The idea of world leaders gathering in the midst of economic crisis has become all too familiar. But the meeting at Bretton Woods in 1944 was different. It was the only time countries from around the world have agreed to overhaul the structure of the international monetary system. Against all odds, they were successful. The system they set up presided over the longest, strongest and most stable period of growth the world economy has ever seen. Its demise some decades later was at least partly responsible for the periodic economic crises that culminated in the financial collapse of the 2000s.

But what everyone has always assumed to be a dry economic conference was in fact replete with drama. The delegates spent half the time at each other’s throats and the other half drinking in the hotel bar. The Russians nearly capsized the entire project. The French threatened to walk out, repeatedly. All the while war in Europe raged on.

At the very heart of the conference was the love-hate relationship between the Briton John Maynard Keynes, the greatest economist of his day, who suffered a heart attack at the conference itself and who was a true worldwide celebrity – and his American counterpart Harry Dexter White (later revealed to be passing information secretly to Russian spies). Both were intent on creating an economic settlement which would put right the wrongs of Versailles. Both were working to prevent a World War Three. But they were also working to defend their countries’ national interests.
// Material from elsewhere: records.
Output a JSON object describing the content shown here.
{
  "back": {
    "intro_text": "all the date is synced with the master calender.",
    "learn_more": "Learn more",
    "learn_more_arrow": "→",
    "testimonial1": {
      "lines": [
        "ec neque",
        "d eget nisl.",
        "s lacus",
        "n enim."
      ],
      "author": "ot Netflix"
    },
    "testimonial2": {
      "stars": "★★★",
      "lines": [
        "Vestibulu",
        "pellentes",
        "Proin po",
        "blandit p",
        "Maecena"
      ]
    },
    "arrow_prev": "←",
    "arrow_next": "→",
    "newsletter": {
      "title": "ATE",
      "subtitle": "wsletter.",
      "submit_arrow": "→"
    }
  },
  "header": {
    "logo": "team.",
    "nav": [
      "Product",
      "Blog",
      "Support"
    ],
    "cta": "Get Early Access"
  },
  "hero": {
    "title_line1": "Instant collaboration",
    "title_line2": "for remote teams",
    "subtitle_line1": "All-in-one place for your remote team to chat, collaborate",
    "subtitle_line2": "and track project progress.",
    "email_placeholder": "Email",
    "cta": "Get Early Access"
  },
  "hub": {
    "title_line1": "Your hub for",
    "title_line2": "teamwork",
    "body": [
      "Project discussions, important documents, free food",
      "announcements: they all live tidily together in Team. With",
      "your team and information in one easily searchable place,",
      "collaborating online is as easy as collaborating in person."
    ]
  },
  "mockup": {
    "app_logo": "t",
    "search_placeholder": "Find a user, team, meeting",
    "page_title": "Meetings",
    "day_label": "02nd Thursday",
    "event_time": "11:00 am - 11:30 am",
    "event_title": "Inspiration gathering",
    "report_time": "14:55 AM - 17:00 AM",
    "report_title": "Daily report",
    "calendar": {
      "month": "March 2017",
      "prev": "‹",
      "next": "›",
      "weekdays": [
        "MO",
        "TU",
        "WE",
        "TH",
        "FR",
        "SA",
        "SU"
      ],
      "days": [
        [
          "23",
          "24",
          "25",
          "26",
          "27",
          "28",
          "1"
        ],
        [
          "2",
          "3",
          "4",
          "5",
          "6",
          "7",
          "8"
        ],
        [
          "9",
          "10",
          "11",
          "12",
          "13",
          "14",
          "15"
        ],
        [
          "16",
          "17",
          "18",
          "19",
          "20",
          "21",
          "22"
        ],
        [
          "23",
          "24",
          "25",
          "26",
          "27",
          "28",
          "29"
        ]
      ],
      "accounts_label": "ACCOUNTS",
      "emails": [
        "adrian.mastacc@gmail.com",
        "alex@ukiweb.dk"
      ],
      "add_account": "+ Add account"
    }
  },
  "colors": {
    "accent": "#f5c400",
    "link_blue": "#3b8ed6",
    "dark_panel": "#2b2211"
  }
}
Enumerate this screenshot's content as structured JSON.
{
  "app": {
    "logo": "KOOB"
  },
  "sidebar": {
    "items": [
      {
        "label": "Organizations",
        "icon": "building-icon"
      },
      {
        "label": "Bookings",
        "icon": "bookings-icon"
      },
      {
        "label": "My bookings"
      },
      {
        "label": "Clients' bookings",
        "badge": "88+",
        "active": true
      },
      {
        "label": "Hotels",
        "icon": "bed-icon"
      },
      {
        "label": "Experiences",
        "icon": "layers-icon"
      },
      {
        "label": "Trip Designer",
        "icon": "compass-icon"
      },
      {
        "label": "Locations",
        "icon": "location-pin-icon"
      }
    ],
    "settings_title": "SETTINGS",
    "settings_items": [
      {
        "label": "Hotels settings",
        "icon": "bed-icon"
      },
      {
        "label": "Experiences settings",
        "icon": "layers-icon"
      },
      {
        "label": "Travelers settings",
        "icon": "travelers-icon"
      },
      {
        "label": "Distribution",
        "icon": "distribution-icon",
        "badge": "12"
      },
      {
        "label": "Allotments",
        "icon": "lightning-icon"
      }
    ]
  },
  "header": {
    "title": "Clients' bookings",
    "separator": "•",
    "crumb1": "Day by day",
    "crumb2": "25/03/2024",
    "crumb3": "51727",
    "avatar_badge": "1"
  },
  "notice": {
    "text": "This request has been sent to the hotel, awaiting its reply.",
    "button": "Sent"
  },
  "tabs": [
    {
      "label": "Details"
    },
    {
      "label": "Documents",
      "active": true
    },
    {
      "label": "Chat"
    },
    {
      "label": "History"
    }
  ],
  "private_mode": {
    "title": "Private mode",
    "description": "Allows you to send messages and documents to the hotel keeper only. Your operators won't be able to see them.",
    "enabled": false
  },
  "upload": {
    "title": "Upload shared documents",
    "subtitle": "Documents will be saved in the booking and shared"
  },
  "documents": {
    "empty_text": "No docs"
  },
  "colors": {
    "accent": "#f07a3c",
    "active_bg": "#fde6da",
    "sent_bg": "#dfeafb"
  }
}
Drawing on a wealth of unpublished accounts, diaries and oral histories, this brilliant book describes the conference in stunning colour and clarity. Bringing to life the characters, events and economics and written with exceptional verve and narrative pace, this is an extraordinary debut from a talented new writer.